AS : Listen. We have a great relationship with them because they are so laid back and easy going. Mega sales don't drive them, but good music does. And they have beaten any other offer from other interested parties.
SoT : That's cool! I know of some bands that hop from label to label almost with every release. The European metal scene is quite different than the North American metal scene. How would you describe the differences, and how do they affect you?
AS : I'm not sure because I take little notice. Not a lot affects us because we very much like to do our own thing and if you keep your eyes on the scene too much you will begin to be influenced by it and we don't want that.
SoT : When playing live - what are the major difference between the European fans and the US fans?
AS : We have only played a handful of shows in the US but the fans were as nutty there as they are over here. I asked our guitarist Andy this question and he says there is no difference as far as he can tell.
SoT : Talking of touring who has been the best band to tour with?
AS : Iron Maiden I think. We did six weeks with them all over Europe and even got to play with them on their soccer team against Italy, Scotland and Sweden. We ate and drank with them and they treated us very well. We toured the States with Ronnie James Dio too and that was a blast. Great guy and fab country. Hope we can return soon.

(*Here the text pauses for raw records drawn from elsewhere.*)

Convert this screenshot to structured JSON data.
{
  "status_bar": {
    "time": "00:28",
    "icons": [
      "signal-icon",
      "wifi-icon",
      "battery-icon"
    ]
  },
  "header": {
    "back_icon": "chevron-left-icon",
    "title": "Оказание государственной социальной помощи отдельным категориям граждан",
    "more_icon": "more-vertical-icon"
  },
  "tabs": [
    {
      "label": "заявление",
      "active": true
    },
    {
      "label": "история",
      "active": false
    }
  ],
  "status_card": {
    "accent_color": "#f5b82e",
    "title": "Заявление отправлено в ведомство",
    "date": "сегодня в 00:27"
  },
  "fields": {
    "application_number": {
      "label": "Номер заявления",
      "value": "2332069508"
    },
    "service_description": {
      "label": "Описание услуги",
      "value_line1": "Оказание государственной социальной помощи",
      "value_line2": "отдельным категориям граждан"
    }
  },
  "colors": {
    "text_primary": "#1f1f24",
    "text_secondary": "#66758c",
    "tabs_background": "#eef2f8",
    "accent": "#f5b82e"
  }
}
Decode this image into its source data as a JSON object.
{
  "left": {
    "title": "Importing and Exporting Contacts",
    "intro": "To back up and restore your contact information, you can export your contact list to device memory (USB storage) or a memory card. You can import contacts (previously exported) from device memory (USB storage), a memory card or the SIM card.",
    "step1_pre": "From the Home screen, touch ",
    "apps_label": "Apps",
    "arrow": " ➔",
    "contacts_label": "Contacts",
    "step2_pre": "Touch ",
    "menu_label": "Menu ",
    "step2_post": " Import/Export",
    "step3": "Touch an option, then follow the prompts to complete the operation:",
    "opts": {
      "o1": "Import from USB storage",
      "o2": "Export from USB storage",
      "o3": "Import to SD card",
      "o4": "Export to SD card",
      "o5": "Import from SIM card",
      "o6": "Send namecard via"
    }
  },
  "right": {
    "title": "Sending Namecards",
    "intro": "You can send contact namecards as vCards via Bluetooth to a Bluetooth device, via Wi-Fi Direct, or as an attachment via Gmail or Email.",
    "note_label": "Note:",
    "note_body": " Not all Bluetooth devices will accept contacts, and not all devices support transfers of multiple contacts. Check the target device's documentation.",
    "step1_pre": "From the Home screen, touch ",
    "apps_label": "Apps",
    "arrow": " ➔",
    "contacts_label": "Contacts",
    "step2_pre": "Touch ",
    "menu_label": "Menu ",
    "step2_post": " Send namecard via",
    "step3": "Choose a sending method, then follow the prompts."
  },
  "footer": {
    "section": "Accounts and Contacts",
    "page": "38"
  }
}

SoT : What have been some of your funniest or strangest tour experiences?
AS : I once shat myself on stage! I was not feeling too good and as soon as I yelled the first note, I followed through. Not good. We had several road accidents on the Turn Loose... tour and thought we were going to die at one point. That's not good either. Seeing all the great, historic cities of Europe though has been excellent. Superb foods and wines, great beers and folk, masses of culture and beauty. Everyone should come to Europe before they die.
SoT : In conclusion, Aaron, what's next for MDB in terms of albums?
AS : We have one more LP to do on the current deal and will have a look at the situation then. We'll probably re-sign and carry on though because it's great. I have no idea when the next LP will even begin to take shape or what it will sound like but I suppose late 2005 might be a good release time.
SoT : And do you have any planned tours?
AS : Not tours as such but certainly a few live shows. Mainly European festivals with a few headliners thrown in for good measure. We are trying to get to the States but there always seem to be a lot of red-tape. We'll keep at it though and maybe turn up there near the end of this year.
SoT : Aaron, thanks very much for taking the time to talk to us! The new album is great, and we hope it helps accelerates your penetration into the American market. Take care!
AS : Thank you very much. I look forward to playing over there again soon. Cheers!